The restraint literature described how Chinese labors were bullied in America through poetry, prose, novels, readings, singing and traditional opera. (Note: The Anti-American Laborers Exercise Restraint is also translated into “Exclusion of Chinese,” which refers to American’s unfair prohibitions and exclusion policies of Chinese workers and students.)
In the 21st century, not only Southeast workers are holding literature events in Taiwan, but so are migrant workers from Hong Kong. Hong Kong Mission For Migrant Workers (MFMW) is planning to publish a magazine, Work in Work, which collects writings from Hong Kong and Southeast migrant workers.
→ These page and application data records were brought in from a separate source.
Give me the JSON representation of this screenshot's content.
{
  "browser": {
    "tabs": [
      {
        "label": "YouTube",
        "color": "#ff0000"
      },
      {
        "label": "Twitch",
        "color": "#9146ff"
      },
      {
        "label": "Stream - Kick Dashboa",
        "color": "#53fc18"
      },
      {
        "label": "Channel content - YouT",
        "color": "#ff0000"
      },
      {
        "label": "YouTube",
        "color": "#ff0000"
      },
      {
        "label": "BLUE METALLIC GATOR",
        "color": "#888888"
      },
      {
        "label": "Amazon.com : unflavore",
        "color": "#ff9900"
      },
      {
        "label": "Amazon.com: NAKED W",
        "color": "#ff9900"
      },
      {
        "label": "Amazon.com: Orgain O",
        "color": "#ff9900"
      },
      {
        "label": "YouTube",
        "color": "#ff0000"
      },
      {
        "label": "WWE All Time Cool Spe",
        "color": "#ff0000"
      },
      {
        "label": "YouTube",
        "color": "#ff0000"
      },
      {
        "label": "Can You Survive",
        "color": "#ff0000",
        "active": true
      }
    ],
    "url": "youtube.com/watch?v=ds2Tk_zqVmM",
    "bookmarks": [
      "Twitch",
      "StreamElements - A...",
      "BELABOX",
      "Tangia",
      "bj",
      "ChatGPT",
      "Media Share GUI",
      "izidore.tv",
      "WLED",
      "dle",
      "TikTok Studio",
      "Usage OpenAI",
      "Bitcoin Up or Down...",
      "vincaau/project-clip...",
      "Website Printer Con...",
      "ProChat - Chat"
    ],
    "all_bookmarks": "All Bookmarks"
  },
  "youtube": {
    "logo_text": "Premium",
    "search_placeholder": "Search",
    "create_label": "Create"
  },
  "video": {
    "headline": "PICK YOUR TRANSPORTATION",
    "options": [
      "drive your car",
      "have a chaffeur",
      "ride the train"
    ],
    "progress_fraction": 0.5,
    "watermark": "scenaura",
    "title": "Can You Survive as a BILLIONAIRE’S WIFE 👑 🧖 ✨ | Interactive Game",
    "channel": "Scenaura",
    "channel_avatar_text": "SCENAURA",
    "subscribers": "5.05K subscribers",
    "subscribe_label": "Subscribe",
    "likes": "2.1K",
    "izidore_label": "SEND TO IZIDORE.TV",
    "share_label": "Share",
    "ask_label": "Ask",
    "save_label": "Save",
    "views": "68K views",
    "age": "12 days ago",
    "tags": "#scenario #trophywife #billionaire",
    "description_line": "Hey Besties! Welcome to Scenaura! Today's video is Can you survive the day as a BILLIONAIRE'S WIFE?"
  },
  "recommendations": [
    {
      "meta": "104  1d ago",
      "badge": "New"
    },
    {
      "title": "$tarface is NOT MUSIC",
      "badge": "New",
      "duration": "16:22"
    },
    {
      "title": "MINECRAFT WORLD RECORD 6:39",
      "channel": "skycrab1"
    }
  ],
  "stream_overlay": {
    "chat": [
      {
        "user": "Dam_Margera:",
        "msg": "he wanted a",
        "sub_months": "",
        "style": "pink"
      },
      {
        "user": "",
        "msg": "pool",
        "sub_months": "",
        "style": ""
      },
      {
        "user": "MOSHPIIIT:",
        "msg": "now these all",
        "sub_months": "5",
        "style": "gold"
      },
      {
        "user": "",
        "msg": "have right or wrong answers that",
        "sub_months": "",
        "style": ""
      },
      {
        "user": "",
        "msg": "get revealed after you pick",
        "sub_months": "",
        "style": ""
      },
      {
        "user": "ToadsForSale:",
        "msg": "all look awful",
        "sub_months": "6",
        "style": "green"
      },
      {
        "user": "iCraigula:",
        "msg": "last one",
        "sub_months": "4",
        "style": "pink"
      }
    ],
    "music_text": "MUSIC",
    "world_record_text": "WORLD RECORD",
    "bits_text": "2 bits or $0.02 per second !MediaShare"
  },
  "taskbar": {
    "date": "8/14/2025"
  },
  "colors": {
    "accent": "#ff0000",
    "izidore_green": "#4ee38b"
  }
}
The pieces show similar feelings seen in the migrant literature in Taiwan. Bing, a Philippine migrant worker, even writes from the perspective of a homosexual, which is something that hasn’t been seen in the migrant literature in Taiwan. It also echoes the first gay pride parade Hong Kong held for migrant workers on November 8 this year.
We can understand that the culture and social atmosphere of different countries along with the writers’ original culture and value can affect what they write. Therefore, the migrant literature in Taiwan displays the uniqueness of Taiwan’s society, which is the most precious asset of the island’s literature.
So rather than say the works of these Southeast Asian workers have showed us the world through literature, I think it’s even more appropriate to say that their works are letting the world gradually see Taiwan.
Translated by Zoe Lo
Edited by Olivia Yang